Despite the fact that they sell frozen treats, Swirlberry isn't synonymous with sweet—their artisan-made frozen yogurt embraces crisp, refreshing flavors that aren't overloaded with sugar. The machines at each location dispense classic variants such as Greek tart and vanilla, fruity spoonfuls of pomegranate and strawberry, as well as Hershey's ice cream and vanilla custard. Even the flavors that skew toward desserts—birthday cake, for example—are still low-fat and don't overpower the palate.
Every flavor is also kosher, gluten-free, and host to four active live cultures that may aid in digestion.
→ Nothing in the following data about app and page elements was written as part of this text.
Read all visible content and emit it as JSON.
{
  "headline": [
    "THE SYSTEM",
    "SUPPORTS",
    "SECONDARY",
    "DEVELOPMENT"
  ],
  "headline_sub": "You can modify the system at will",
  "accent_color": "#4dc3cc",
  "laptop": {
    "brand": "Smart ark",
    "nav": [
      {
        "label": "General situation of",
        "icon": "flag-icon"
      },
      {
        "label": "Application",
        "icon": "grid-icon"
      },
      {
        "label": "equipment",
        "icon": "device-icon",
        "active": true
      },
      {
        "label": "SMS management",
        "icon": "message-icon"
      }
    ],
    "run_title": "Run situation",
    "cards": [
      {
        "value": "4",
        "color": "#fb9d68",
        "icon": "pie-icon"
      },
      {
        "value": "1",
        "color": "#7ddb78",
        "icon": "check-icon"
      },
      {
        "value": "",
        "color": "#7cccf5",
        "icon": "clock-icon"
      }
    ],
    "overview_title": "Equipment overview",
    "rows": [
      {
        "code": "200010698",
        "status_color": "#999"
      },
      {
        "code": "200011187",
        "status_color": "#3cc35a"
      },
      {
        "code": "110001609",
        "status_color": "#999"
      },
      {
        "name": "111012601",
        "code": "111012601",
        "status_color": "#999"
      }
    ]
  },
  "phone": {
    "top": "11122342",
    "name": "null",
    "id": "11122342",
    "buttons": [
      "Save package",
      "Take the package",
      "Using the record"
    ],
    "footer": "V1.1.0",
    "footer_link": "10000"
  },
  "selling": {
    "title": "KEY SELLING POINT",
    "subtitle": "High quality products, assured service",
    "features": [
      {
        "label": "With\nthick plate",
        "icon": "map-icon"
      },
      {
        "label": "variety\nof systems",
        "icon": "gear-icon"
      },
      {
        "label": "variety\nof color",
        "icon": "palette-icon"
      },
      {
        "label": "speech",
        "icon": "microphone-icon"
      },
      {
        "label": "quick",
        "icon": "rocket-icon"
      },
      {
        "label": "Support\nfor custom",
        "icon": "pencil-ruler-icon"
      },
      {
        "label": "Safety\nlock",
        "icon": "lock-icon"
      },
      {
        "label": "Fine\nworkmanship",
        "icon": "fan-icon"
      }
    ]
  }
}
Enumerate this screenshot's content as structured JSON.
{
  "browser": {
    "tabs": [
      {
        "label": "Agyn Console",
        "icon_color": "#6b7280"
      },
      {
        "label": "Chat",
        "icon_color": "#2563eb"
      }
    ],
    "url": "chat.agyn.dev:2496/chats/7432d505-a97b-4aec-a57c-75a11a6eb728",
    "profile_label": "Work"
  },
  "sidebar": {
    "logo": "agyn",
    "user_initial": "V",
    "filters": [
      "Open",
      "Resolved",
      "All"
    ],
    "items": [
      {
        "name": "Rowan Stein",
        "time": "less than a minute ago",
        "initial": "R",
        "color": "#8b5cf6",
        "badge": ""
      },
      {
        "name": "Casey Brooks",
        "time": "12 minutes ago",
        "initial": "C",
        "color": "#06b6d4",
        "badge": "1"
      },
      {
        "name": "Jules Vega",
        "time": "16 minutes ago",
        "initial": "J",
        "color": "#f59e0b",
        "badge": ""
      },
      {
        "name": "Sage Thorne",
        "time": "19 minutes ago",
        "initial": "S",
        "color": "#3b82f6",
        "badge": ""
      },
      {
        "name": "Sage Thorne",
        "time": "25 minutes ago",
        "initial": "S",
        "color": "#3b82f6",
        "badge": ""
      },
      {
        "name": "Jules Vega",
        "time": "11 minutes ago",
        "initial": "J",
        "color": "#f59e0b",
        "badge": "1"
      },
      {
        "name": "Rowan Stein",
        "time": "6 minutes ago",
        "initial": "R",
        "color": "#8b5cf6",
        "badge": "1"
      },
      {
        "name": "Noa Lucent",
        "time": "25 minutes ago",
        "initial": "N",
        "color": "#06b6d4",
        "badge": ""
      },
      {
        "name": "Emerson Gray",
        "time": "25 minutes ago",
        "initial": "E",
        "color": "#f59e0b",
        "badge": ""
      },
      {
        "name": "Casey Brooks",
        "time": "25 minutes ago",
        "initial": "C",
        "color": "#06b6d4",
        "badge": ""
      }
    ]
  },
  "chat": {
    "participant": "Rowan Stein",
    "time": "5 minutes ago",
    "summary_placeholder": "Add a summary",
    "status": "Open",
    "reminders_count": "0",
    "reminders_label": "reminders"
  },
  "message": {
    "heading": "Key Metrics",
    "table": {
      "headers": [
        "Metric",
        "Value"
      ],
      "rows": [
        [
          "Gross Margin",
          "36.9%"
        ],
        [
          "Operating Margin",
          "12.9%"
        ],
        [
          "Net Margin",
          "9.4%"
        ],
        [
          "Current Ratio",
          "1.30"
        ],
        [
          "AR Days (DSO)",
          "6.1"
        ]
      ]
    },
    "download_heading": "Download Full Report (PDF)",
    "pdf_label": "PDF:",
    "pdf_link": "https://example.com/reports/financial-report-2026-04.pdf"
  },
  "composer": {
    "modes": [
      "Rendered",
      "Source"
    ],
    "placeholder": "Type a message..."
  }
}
And, Swirlberry's resident yogurt mixologist keeps the menu fresh by inventing seasonal flavors, rather than by combining chocolate with vanilla and calling it "mystery taste." Guests can embellish their yogurt with toppings that run the gamut from fresh fruit and berries to cereal bits and chocolate chips. More decadent non-yogurt treats such as vanilla custard and Hershey's ice cream are also available.
Pizzas burst from the ovens of Bell's Greek Pizza, laden with the flavors of the Mediterranean and accompanied by hot sandwiches and pastas. Diners can chomp their way through a host of specialty pizzas, such as the amorous meat lover pizza, strewn with pepperoni, ham, and sausage ($12.99 for small) or craft their own pizza masterpiece by choosing four toppings from more than 25 meats and veggies ($13.99 for medium). Grinders such as the club tuck ham, turkey, bacon, and fresh legumes ($9.99 for large) inside fresh oven-baked bread. Pitas range from tangy chicken shawarma to Americanized philly steaks ($5.49 each), and Bell's Pizza's stays open until 4 a.m., offering a convenient spot for grabbing a snack after a long night of riling up neighborhood dogs with a vacuum cleaner.
Being a public restaurant on a private golf course has its perks when it comes to landscaping. Situated on the rolling greens of Walnut Hills, Copper Dine and Drink treats guests to picturesque views as well as classic American cuisine. Families, couples, or golfers retiring from the links can settle in for entrees such as grilled salmon with vegetables and lemon butter or spicy chicken-cavatappi pasta with andouille sausage, Cajun chicken, peppers, and onion. The restaurant is closed on Sundays and Mondays, giving its draft-beer taps time to nurse their weekend hangovers.
In an effort to find a healthy alternative to fast food without sacrificing speediness, the creators of Pita Pit began assembling their signature sandwiches for breakfast, lunch, dinner, and late-night snacks. At each location customers can sample thin pitas that encircle lean, grilled meats and fresh veggies. Sandwich selections span the spectrum from gyro meat and falafel to turkey and prime rib. The staff empowers customers to make healthy choices by displaying nutrition information for its bread and meats, and by offering a selection of healthy sandwiches.
Altu's Ethiopian Cuisine decorates plates with traditional fare from the Horn of Africa and Ethiopian-inspired cuisine. Diners can enjoy their meals how Ethiopian families do, scooping savory stew from a platter with bits of spongy injera bread, or like American families do, spooning stew with one hand and text messaging the kids with the other. A staple in Ethiopian kitchens and restaurants, the spicy chicken stew blends the traditional berbere spice with a hint of tomato ($9.99). Clans of carnivores hungrily devour the meat feast, which teams chicken and lamb with spicy beef ($30 for two people, $39 for three). Daily specials, such as Wednesday's collard greens cooked in peanut sauce and coconut milk ($8.99), explore recipes from other African countries and legume-loving moon colonies. Vegetarians can savor lentils in a variety of formats—from spicy ($7.99) to mild and garlicky ($8.25)—Tuesday through Saturday. Though Altu's is closed Sundays and Mondays, it tops off the week each Saturday night with a live musical treat.